### Exercise requirements
Scan the records for the string "Desert" and copy every line that holds it.

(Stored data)
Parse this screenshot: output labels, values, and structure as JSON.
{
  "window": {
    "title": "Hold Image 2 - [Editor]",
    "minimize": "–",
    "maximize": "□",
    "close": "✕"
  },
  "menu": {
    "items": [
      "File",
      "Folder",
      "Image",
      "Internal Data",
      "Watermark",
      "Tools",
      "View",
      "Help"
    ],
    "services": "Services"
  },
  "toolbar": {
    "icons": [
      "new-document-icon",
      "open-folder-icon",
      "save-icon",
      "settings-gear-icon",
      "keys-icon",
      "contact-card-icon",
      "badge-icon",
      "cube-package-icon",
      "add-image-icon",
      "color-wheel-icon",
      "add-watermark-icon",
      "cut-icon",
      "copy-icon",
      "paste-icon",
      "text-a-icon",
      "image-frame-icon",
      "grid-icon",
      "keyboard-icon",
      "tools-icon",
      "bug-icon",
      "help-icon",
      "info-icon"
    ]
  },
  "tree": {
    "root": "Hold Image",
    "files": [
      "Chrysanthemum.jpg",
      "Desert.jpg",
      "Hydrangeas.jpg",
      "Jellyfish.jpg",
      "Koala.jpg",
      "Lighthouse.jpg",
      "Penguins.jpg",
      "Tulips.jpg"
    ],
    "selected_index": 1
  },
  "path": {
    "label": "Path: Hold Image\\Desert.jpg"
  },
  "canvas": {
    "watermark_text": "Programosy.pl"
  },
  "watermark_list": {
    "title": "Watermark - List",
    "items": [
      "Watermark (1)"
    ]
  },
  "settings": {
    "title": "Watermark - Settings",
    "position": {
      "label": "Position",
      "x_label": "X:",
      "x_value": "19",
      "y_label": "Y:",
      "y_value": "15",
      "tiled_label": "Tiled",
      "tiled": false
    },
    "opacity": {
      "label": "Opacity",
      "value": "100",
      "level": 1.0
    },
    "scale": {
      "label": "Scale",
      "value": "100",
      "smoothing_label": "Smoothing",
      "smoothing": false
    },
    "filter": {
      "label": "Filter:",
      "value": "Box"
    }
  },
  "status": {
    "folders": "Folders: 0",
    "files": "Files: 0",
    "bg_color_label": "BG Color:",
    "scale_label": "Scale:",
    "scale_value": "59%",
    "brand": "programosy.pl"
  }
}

### Result
      "Desert.jpg",
    "label": "Path: Hold Image\\Desert.jpg"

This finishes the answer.